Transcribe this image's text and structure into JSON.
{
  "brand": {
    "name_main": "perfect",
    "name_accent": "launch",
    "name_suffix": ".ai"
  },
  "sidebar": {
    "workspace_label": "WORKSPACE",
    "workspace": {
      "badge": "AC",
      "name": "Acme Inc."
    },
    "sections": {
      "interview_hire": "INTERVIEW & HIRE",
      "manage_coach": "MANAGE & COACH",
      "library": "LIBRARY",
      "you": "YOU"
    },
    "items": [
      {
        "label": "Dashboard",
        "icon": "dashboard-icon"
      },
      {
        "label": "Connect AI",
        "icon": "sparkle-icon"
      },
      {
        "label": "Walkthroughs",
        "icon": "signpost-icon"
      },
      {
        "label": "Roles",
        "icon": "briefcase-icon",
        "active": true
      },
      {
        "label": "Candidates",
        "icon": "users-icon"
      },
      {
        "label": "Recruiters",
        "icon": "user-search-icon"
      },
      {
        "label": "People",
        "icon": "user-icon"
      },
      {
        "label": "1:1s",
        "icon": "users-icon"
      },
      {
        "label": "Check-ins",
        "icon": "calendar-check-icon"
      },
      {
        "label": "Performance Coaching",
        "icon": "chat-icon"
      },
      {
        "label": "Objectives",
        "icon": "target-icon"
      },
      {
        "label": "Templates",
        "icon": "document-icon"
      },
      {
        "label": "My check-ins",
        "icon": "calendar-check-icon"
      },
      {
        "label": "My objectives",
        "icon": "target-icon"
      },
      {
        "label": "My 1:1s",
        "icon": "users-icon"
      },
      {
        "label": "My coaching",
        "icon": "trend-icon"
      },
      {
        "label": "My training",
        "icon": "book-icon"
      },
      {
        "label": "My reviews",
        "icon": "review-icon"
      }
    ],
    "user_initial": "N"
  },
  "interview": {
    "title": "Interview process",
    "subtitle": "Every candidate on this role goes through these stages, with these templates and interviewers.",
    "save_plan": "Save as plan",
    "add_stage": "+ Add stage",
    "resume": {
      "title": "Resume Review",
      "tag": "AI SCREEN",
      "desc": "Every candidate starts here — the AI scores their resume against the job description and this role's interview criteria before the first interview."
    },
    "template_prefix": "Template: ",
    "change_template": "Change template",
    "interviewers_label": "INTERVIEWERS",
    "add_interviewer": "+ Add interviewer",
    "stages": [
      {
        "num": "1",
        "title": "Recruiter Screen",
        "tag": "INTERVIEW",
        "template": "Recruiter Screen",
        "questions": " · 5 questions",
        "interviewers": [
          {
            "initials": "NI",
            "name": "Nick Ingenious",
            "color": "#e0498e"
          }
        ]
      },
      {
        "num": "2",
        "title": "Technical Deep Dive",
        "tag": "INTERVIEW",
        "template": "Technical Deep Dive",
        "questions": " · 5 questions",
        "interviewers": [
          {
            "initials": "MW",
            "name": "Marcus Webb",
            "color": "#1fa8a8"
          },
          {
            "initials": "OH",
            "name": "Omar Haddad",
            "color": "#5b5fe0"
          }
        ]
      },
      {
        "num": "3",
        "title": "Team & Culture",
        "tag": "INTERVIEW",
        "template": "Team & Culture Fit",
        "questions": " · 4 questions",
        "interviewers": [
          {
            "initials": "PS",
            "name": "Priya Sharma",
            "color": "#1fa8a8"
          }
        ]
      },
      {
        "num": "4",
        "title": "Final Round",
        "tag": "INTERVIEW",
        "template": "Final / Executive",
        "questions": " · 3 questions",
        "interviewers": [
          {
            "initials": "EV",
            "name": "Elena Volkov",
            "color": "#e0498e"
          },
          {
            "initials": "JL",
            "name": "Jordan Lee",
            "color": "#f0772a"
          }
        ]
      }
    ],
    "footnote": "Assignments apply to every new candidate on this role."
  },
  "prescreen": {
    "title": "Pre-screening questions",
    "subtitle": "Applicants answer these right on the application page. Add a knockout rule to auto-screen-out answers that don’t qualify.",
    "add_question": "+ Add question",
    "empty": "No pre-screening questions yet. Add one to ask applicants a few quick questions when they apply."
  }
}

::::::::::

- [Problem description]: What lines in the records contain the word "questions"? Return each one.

- [The completed task]:
        "questions": " · 5 questions",
        "questions": " · 5 questions",
        "questions": " · 4 questions",
        "questions": " · 3 questions",
    "title": "Pre-screening questions",
    "empty": "No pre-screening questions yet. Add one to ask applicants a few quick questions when they apply."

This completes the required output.